[Records from a data collection]
-=-=-
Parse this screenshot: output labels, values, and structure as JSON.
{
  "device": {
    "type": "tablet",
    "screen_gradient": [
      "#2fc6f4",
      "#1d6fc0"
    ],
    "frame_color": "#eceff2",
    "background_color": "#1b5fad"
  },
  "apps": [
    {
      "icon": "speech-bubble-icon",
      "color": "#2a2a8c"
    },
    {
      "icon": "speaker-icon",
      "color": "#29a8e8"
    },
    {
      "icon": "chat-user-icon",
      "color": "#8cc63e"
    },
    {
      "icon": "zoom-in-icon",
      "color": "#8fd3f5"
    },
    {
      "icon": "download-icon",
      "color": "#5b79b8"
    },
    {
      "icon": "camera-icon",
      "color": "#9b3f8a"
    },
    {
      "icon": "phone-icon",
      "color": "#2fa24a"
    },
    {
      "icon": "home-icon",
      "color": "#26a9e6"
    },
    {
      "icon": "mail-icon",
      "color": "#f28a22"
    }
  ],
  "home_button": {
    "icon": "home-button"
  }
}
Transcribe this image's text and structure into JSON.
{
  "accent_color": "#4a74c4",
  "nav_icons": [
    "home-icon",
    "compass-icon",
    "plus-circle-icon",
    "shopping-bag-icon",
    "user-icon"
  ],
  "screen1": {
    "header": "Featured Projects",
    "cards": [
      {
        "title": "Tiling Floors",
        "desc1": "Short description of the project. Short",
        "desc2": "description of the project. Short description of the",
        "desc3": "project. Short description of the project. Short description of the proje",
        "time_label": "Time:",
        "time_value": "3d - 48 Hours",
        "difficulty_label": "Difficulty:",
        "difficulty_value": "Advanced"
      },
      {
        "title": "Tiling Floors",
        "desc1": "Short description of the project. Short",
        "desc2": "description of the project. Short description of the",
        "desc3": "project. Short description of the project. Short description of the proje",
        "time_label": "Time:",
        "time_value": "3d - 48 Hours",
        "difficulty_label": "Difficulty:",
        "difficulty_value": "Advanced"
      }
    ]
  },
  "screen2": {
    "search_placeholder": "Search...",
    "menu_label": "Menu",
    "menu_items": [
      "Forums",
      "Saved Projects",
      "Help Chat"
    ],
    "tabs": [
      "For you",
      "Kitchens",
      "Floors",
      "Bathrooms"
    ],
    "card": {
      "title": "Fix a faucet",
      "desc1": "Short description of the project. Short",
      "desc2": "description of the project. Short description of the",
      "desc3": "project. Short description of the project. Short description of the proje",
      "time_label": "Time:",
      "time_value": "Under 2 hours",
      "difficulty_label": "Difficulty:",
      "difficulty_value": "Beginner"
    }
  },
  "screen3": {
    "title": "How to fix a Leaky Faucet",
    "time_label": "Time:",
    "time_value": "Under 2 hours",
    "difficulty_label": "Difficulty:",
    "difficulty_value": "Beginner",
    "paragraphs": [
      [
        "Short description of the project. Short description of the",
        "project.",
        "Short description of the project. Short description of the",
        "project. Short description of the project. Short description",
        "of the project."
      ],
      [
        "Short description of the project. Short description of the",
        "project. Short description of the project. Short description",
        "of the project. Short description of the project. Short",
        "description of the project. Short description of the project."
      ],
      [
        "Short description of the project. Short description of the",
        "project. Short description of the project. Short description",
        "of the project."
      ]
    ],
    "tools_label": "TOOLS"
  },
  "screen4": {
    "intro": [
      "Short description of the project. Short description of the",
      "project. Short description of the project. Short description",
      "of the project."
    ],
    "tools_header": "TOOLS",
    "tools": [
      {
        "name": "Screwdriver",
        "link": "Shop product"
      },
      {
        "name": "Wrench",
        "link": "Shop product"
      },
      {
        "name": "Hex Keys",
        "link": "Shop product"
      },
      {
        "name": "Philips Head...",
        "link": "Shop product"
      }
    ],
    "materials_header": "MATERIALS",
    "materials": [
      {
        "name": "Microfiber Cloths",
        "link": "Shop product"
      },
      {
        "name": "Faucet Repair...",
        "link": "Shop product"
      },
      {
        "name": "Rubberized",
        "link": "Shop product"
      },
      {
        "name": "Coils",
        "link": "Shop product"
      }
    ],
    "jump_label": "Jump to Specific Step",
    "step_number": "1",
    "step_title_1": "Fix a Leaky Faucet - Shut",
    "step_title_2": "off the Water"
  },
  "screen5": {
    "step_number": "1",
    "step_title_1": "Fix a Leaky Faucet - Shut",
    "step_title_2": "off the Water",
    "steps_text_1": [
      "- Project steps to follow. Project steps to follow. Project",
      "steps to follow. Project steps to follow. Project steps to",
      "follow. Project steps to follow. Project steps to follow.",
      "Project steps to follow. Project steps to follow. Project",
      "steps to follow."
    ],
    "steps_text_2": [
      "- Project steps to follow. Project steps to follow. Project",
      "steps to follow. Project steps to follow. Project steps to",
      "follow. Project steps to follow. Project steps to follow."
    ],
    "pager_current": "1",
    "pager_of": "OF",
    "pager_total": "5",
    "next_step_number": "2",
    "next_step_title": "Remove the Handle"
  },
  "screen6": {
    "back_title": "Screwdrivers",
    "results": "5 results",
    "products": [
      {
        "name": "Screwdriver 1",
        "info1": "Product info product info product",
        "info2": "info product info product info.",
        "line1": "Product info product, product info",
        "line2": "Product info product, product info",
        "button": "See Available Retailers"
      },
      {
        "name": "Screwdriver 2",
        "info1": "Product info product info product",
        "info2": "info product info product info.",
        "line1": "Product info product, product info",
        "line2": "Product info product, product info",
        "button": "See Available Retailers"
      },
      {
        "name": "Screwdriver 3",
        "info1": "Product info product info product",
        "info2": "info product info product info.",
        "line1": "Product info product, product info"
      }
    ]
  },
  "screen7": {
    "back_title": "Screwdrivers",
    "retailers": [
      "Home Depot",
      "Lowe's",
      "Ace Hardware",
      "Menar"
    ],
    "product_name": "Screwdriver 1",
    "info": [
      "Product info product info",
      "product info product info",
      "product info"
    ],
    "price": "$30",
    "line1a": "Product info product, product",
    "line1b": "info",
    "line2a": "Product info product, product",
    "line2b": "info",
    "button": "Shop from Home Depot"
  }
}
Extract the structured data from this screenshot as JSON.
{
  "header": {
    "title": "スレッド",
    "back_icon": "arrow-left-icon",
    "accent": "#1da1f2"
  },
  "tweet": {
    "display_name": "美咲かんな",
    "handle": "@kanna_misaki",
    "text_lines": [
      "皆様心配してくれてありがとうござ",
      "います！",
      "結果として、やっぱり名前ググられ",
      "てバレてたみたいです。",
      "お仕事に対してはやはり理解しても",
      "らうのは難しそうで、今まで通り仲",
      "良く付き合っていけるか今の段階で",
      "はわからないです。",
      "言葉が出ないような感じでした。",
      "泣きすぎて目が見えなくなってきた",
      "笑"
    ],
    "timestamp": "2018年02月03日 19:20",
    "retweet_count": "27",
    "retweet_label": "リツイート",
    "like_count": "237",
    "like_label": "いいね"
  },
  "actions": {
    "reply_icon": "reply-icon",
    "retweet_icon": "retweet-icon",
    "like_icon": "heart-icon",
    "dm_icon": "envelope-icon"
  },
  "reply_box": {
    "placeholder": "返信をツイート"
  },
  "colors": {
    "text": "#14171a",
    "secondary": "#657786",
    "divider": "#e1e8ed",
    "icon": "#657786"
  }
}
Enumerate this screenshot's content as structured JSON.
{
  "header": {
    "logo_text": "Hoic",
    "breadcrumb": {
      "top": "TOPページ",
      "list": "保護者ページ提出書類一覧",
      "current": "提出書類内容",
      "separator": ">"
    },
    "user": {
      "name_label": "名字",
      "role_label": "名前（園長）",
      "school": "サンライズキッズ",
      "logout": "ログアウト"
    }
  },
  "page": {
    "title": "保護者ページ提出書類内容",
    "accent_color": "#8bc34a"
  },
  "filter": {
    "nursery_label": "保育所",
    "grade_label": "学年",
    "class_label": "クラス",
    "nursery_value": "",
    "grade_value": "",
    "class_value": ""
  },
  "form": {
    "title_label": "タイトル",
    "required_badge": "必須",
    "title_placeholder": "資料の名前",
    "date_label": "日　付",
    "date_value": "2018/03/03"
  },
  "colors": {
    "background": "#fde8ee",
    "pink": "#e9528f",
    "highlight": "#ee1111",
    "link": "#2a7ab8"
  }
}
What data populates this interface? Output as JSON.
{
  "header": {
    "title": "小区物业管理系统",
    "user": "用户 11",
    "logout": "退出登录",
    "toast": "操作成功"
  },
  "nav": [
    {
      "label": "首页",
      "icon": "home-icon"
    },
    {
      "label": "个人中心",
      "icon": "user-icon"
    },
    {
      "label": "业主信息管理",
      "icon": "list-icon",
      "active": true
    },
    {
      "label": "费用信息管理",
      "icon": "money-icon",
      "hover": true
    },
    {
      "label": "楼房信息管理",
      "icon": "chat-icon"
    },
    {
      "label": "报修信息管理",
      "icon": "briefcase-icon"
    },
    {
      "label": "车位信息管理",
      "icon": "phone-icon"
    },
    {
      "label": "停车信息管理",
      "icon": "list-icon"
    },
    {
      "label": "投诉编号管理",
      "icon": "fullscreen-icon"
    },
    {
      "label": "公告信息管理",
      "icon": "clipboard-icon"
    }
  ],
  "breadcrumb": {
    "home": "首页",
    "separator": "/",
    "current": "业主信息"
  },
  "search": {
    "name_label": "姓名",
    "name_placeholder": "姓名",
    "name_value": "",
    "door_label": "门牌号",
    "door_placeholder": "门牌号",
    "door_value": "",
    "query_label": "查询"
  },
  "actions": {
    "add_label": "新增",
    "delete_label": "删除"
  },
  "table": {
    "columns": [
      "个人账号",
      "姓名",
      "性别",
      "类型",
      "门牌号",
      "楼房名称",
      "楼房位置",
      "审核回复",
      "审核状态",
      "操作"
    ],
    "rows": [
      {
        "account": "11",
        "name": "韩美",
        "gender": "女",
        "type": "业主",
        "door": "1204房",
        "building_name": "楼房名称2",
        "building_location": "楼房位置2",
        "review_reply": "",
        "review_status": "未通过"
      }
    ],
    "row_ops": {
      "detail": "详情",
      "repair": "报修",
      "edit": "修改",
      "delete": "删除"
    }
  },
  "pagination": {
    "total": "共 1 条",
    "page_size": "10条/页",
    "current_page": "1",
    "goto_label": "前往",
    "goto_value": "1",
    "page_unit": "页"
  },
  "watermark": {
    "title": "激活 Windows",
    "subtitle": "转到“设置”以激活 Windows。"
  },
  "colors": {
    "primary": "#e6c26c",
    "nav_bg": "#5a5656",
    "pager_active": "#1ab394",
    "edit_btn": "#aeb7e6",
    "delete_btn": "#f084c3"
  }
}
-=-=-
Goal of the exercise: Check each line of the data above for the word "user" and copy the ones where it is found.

Exercise solution:
      "icon": "chat-user-icon",
    "user-icon"
    "user": {
    "user": "用户 11",
      "icon": "user-icon"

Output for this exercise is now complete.